Still to come, more of my best and worst tweets and Facebook questions and we'll give you the final result of the survey question. Please go vote at right now. Register for the newsletter while you're there. Should Disney have taken a position on Florida's new education law?



SMERCONISH: My hunch is big voting today. We'll see. It's time to see how you responded to the survey question this week at Should Disney have taken a position on Florida's new education law?

Survey says, 73 percent -- more than 20,000. A lot of voting. Pretty decisive. Roughly three quarters say, yes, they should have taken a position on it. Well, you know my view. I gave it to you at the outset of the program.

Here's some of the social media reaction. What do we have?

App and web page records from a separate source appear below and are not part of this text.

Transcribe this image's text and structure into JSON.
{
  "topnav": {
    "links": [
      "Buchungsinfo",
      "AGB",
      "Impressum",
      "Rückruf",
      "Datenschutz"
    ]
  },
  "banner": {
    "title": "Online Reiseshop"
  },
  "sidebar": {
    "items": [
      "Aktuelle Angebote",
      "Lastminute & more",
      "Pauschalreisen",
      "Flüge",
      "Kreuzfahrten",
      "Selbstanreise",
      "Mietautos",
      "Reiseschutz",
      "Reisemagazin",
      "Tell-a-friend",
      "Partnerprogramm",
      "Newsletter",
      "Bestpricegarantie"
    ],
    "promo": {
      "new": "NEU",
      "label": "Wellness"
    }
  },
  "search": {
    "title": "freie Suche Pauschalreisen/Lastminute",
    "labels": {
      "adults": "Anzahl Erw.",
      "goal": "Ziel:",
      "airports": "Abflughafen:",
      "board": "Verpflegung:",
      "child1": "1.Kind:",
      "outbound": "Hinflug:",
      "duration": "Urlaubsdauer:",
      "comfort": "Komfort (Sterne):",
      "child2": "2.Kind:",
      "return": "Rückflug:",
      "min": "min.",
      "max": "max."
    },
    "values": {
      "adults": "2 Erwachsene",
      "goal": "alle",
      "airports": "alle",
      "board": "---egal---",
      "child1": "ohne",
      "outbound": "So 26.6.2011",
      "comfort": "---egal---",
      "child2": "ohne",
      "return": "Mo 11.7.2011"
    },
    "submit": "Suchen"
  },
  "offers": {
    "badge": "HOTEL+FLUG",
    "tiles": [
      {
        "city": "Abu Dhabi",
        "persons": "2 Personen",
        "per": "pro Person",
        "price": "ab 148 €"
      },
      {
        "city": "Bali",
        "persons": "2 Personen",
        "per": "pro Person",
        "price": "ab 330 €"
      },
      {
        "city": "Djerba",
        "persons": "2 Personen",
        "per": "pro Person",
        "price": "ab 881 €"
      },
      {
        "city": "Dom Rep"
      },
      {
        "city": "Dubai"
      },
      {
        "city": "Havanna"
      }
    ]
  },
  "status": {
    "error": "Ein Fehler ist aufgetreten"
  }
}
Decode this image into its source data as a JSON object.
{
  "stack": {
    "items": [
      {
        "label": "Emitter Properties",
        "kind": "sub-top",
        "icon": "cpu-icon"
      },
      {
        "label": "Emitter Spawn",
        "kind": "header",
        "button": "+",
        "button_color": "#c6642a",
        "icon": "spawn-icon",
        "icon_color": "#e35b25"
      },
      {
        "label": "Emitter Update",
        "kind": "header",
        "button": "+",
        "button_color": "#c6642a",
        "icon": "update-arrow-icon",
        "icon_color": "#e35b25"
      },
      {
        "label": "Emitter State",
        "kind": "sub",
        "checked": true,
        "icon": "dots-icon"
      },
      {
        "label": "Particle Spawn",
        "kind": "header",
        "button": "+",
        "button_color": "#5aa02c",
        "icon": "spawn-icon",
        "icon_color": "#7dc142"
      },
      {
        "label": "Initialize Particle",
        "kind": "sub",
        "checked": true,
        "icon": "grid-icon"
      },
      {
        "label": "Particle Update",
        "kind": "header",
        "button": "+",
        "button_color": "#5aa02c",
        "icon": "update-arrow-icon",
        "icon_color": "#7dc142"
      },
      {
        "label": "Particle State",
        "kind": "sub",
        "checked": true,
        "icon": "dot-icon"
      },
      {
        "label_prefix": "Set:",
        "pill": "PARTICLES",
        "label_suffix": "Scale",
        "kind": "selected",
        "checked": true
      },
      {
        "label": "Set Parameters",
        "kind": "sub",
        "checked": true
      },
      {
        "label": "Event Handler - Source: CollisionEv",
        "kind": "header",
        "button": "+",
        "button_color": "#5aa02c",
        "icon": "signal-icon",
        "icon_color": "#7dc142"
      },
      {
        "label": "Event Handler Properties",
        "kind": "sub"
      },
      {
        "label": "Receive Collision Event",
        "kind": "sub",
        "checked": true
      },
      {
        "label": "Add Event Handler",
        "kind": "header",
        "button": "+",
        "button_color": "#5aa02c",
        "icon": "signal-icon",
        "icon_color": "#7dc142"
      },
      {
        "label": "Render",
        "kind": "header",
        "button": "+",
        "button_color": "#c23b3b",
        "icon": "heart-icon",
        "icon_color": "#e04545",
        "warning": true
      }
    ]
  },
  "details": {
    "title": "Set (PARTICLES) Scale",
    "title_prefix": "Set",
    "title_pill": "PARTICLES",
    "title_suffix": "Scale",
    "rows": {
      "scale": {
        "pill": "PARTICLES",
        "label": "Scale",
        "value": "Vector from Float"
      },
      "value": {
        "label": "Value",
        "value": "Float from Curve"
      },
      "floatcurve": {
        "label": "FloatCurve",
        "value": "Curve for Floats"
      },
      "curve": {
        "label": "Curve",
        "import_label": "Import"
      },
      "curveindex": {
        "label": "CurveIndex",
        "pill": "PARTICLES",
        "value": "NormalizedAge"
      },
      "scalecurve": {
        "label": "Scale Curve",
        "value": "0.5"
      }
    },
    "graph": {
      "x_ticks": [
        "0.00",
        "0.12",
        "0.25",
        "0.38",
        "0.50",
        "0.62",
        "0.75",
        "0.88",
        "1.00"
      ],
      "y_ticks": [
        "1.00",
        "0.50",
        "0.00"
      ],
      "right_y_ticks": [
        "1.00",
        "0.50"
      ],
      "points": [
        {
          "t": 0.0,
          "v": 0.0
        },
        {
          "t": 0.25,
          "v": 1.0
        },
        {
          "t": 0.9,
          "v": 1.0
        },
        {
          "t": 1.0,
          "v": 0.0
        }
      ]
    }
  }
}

Loved your "The Unhappiest Place on Earth." I'm a gay mom of two young boys and agree with every point you made. I don't want teachers instructing my children on sexuality, but I believe children ask and teachers should be able to reply with questions with love.

Right. Lindsay David, yes. Here's the issue. Do we want our kids instructed in a conventional sense on sexuality K through 3? By the way, nobody has explained to me. Why did they stop at third grade? I, as a parent, wouldn't want my -- I would want them through sixth grade, at least. Right? But you can't -- you can't limit a teacher's response.

I'll explain it this way. Have we not all had sons and daughters, nieces and nephews, grandkids come home with some kind of a stick figure image, sketch, painting of the family unit?


I mean, it seems like it's a part and parcel of an education in the United States. "Hey, draw your family." So if one kid looks at another and inquires about -- I hate to use the line, "But why does Heather have two mommies?" The teacher needs to be able to respond and the response is obvious, "Oh, Heather has two mommies because families come in lots of shapes and sizes. Sometimes it's a mommy and daddy and sometimes it's just a mommy and sometimes it's just a daddy and sometimes it's a mommy and a daddy."

But guess what? Families are all about love. Now, ask your parents if you want to know more. Next. That's it. So when Florida doesn't define instruction, they queue the whole deal. That's the -- that's the answer. And as usual, it's somewhere in between.

Did I speak too long? Oh, I did. Sorry. See you next week.